The best smiles are the ones that come about naturally. If you have the time and are doing a solo portrait, try talking to the subject. Find out what they like and have them tell you all about it. If you can, make them tell you a funny story about whatever they like. You will usually find that while talking about something that makes them happy, especially when they have the chance to explain all about it, the smiles will start to appear. If you are taking pictures of your own kids, you’ll already know what topics to bring up, but with others, it may take a little coaxing to get something out of them.
4. Take the focus off of the camera.
I don’t mean take a blurry shot, but take the child’s focus off of taking a picture. Just have them colour or play with a toy. Something that will distract them. Camera shyness is pretty common and portraits sometimes just won’t work. But candids can be even more personal and beautiful, so pictures of them doing something besides posing may be the answer.

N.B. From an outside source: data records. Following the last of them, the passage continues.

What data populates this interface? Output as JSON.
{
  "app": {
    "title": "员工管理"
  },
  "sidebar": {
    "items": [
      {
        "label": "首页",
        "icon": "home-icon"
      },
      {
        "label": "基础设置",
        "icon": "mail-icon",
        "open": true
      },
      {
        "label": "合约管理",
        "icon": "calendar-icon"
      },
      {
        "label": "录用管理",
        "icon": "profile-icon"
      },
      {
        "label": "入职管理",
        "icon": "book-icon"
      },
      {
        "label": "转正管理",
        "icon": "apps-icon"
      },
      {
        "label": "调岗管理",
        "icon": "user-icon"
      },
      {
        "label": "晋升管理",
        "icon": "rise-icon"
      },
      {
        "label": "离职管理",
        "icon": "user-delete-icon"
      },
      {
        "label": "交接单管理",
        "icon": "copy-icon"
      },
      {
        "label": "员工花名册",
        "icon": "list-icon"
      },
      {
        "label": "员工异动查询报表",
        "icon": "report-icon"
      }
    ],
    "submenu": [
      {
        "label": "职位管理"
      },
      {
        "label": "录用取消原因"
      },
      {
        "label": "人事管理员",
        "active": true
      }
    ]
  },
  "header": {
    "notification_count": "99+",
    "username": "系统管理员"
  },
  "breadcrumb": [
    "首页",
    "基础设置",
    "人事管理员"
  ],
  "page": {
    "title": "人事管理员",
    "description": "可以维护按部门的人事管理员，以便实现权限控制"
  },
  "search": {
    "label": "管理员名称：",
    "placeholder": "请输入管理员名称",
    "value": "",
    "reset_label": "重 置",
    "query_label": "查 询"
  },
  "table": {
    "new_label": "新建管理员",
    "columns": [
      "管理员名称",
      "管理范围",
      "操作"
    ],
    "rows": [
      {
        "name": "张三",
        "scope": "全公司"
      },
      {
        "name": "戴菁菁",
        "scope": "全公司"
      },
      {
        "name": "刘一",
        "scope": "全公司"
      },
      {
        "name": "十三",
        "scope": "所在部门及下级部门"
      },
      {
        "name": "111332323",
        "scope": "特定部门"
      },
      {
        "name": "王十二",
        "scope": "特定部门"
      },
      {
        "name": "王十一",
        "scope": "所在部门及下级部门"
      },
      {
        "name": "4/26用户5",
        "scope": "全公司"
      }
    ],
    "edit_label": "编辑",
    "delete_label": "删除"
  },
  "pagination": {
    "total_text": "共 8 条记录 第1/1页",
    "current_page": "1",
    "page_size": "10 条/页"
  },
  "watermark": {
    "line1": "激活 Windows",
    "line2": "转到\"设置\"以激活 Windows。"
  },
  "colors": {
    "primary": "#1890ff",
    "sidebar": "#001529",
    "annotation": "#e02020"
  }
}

Here are a few bonus tips that kind of tie-in with smiling:
When working with groups, and you are trying to get one person to smile, make sure you tell everyone in the picture to keep looking at you. I don’t know how many family pictures I’ve taken where the child’s parents start looking at their kid to see if they are smiling. Then “Snap”, the kid flashes a great smile and the parent isn’t looking at the camera.
Don’t be afraid to shoot in continuous mode or snap a few at a time. The great thing about digital is you can delete. The worst thing is missing a smile because you were checking the last shot. Just keep clicking while trying these tricks and you’ll have a better chance of capturing that split second smile.
I hope some of these tricks work for you. None are guaranteed. Smiles are great, but not always needed for a great shot. The most important thing of all, and this applies to all Photography, is patience. You won’t always get the perfect shot each time you click. Just keep at it and change things up and it’ll come eventually.